THE RECORDS -
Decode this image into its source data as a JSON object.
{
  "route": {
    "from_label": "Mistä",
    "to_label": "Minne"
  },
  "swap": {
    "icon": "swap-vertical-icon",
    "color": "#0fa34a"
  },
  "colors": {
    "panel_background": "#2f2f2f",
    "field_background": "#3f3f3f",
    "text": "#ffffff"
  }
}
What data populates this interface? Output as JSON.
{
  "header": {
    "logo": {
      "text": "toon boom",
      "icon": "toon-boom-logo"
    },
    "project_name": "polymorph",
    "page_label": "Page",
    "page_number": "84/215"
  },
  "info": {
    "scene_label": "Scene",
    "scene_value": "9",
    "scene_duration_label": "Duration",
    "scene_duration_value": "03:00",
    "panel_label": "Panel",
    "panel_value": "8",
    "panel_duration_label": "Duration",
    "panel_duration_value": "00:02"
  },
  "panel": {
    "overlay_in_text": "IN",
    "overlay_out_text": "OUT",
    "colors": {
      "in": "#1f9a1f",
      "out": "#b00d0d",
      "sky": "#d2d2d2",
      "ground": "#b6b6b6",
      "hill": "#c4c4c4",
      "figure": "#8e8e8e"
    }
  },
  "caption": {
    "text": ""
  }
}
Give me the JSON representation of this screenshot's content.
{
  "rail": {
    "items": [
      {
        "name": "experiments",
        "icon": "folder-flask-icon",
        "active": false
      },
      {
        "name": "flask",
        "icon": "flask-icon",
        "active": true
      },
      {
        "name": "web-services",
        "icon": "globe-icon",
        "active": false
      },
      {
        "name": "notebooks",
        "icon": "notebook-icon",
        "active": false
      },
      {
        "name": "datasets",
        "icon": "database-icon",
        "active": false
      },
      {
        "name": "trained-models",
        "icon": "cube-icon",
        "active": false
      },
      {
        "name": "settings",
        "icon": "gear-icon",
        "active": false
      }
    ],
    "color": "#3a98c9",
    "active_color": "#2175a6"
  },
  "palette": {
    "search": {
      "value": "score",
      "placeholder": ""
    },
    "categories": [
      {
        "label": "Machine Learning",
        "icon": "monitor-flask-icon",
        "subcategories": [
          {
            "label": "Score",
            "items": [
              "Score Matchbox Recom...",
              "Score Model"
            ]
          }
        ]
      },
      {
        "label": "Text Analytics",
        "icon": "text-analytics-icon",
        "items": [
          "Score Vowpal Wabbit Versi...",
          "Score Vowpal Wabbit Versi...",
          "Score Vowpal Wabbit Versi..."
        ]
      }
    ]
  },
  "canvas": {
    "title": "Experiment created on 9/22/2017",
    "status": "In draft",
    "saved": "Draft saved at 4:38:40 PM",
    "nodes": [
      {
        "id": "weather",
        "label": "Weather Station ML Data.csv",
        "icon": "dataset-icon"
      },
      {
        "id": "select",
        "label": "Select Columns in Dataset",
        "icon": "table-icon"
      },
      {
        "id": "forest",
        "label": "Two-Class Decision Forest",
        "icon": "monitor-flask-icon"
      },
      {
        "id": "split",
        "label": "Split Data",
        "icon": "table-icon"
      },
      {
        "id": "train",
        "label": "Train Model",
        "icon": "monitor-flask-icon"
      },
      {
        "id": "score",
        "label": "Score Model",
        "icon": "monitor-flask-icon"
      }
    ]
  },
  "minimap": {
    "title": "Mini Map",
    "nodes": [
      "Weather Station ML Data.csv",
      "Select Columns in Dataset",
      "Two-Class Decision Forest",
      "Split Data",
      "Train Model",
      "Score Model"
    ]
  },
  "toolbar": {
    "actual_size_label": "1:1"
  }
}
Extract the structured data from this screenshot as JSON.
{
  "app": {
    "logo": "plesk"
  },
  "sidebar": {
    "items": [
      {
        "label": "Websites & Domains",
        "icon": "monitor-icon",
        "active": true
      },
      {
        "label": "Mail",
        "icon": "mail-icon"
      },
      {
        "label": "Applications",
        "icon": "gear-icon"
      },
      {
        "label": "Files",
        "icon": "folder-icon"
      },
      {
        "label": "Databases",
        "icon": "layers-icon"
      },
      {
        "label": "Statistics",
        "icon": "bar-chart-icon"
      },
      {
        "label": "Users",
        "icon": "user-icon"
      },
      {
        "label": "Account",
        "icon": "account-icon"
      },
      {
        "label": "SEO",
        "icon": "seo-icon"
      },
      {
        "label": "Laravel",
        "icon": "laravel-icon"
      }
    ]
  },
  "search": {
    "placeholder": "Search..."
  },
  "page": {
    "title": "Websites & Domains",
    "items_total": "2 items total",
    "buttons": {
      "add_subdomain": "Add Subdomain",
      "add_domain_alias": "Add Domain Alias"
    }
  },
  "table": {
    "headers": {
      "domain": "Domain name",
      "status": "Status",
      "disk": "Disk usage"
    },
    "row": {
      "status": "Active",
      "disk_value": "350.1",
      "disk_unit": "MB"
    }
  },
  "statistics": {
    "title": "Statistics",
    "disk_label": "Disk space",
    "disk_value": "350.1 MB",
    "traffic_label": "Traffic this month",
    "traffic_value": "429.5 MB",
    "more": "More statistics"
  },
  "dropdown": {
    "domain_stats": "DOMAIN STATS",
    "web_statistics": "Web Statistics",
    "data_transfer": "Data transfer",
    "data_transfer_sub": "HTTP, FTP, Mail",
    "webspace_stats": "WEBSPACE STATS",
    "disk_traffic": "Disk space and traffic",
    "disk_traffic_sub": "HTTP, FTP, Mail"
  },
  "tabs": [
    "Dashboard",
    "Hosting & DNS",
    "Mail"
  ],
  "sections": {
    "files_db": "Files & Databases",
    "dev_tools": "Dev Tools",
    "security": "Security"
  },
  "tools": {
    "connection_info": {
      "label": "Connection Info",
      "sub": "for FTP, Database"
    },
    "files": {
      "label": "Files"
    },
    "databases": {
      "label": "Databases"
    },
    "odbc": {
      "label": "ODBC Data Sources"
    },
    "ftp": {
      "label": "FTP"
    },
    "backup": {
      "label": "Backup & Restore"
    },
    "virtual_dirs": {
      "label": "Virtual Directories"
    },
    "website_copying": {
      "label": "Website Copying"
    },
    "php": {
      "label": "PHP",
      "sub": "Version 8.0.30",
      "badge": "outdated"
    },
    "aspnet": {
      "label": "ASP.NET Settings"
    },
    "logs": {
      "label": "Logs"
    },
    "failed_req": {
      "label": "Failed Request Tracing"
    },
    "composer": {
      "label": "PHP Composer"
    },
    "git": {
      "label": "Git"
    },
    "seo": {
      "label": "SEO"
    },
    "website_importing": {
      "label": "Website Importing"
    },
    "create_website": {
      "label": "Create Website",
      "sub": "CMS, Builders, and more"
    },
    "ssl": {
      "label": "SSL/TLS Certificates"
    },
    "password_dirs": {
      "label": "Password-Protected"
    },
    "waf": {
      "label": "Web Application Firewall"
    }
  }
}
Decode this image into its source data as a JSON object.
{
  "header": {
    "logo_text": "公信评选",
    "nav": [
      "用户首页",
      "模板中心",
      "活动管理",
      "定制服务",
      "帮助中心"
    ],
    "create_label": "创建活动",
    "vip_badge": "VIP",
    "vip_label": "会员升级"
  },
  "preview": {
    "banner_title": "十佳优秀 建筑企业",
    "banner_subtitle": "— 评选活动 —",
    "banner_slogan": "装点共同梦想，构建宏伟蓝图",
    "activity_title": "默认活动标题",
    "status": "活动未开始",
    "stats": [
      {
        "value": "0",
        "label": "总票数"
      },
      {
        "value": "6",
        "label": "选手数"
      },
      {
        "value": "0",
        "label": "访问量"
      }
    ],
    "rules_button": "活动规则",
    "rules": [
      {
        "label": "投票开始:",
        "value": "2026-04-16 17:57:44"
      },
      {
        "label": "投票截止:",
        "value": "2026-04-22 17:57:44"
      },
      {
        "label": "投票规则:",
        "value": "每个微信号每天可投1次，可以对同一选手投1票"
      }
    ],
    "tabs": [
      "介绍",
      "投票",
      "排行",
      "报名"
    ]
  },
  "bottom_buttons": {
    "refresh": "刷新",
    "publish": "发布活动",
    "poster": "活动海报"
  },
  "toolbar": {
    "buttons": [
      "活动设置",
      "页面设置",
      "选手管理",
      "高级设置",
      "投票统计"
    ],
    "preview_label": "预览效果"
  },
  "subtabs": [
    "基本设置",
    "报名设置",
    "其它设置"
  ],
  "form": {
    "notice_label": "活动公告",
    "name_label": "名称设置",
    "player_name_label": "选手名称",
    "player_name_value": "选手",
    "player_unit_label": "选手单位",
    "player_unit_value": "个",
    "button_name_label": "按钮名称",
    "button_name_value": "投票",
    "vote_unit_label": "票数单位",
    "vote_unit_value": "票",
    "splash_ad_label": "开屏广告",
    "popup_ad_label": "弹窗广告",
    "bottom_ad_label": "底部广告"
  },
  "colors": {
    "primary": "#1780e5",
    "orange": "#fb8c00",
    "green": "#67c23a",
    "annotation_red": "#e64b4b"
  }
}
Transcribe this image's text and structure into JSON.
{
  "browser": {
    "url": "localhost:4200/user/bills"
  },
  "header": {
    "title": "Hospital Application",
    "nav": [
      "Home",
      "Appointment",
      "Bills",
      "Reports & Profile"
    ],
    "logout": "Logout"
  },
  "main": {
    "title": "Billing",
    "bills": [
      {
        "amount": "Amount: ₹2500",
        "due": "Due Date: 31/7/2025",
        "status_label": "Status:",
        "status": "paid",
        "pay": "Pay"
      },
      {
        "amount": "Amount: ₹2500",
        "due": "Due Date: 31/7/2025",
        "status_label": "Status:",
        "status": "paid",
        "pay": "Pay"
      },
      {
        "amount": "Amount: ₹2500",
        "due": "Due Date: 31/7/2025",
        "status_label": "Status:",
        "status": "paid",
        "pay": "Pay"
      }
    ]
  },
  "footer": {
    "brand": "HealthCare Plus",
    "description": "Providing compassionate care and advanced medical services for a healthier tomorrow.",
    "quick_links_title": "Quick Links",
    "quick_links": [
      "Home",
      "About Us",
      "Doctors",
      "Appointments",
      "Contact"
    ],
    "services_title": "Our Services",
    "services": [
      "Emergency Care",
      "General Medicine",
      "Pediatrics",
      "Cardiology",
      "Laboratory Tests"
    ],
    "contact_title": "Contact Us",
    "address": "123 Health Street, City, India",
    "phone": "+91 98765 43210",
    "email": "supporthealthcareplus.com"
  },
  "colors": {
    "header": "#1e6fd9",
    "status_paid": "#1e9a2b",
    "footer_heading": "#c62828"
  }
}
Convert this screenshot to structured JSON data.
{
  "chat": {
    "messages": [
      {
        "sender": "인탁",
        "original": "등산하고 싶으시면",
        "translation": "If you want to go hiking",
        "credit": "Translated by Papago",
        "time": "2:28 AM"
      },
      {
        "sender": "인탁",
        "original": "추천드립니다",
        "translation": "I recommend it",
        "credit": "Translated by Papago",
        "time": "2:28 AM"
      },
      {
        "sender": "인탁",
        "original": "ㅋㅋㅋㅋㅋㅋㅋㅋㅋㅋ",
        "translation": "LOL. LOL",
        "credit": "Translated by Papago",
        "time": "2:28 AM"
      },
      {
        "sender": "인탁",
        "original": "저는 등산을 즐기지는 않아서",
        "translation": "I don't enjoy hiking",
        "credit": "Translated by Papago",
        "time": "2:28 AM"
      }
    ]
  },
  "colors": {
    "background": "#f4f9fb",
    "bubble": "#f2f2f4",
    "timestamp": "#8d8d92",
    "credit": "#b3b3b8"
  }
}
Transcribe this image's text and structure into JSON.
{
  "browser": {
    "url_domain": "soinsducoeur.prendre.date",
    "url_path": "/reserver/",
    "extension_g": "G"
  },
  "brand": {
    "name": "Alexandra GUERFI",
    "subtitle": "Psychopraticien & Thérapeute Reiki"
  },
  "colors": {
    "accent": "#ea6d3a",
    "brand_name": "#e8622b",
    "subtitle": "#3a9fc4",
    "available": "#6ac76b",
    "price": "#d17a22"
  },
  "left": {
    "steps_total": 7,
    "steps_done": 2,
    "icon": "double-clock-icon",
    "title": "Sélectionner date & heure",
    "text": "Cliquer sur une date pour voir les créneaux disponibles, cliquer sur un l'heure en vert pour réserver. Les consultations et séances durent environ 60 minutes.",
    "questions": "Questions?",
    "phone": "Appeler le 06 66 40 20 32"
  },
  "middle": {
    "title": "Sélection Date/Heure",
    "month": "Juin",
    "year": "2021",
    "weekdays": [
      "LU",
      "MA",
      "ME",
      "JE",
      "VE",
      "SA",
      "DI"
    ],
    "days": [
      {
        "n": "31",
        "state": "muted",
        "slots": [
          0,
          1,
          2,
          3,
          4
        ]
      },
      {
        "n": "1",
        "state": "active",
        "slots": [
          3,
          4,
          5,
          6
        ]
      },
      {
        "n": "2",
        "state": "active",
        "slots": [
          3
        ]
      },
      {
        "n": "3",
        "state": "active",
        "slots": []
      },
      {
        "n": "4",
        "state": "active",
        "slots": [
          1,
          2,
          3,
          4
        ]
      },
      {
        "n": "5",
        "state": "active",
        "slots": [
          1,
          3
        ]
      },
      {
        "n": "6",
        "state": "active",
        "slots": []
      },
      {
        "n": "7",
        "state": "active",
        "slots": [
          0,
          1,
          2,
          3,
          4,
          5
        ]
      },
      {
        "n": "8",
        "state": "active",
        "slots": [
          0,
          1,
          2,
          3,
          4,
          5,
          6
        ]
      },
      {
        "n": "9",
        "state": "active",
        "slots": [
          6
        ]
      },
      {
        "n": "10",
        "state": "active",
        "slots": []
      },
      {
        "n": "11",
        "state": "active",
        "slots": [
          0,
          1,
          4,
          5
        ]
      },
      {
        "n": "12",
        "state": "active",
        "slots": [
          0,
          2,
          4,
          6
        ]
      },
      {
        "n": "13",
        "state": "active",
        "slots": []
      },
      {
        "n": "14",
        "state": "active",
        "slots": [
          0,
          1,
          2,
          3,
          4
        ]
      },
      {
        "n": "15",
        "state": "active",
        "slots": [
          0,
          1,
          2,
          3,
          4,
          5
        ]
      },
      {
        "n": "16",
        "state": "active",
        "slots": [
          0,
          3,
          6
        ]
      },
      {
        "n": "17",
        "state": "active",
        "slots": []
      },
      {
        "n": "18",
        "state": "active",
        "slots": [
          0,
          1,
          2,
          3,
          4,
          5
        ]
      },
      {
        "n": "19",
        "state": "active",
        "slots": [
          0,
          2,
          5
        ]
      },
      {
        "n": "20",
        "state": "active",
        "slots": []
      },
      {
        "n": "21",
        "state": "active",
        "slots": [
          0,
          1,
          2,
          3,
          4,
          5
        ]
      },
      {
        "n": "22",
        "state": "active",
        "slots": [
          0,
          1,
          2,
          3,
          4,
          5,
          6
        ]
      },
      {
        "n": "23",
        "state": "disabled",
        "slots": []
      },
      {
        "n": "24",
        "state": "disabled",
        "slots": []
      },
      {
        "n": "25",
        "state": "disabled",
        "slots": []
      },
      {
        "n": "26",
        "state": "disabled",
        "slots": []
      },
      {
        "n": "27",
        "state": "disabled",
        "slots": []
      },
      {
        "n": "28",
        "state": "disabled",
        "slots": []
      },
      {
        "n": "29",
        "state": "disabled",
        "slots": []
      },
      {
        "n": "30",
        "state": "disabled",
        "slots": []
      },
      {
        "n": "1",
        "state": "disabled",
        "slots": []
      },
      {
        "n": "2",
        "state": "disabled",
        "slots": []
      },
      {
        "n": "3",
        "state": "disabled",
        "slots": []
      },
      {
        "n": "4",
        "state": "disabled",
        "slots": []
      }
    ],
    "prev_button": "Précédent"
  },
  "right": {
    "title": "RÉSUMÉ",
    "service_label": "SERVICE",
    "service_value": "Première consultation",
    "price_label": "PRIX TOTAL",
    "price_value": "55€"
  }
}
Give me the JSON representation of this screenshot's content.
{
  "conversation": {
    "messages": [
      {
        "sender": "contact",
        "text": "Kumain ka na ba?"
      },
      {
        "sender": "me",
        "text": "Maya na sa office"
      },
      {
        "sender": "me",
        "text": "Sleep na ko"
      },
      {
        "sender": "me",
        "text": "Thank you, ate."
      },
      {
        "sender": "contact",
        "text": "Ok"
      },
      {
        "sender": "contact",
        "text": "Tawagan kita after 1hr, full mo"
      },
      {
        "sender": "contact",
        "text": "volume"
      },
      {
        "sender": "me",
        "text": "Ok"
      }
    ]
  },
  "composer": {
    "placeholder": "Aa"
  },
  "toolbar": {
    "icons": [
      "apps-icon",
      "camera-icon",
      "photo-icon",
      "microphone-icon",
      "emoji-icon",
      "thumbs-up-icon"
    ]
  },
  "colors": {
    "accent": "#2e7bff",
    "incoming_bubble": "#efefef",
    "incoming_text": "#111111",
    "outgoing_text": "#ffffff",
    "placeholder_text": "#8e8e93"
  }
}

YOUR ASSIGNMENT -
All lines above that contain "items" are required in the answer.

ANSWER BOX -
    "items": [
            "items": [
        "items": [
    "items": [
    "items_total": "2 items total",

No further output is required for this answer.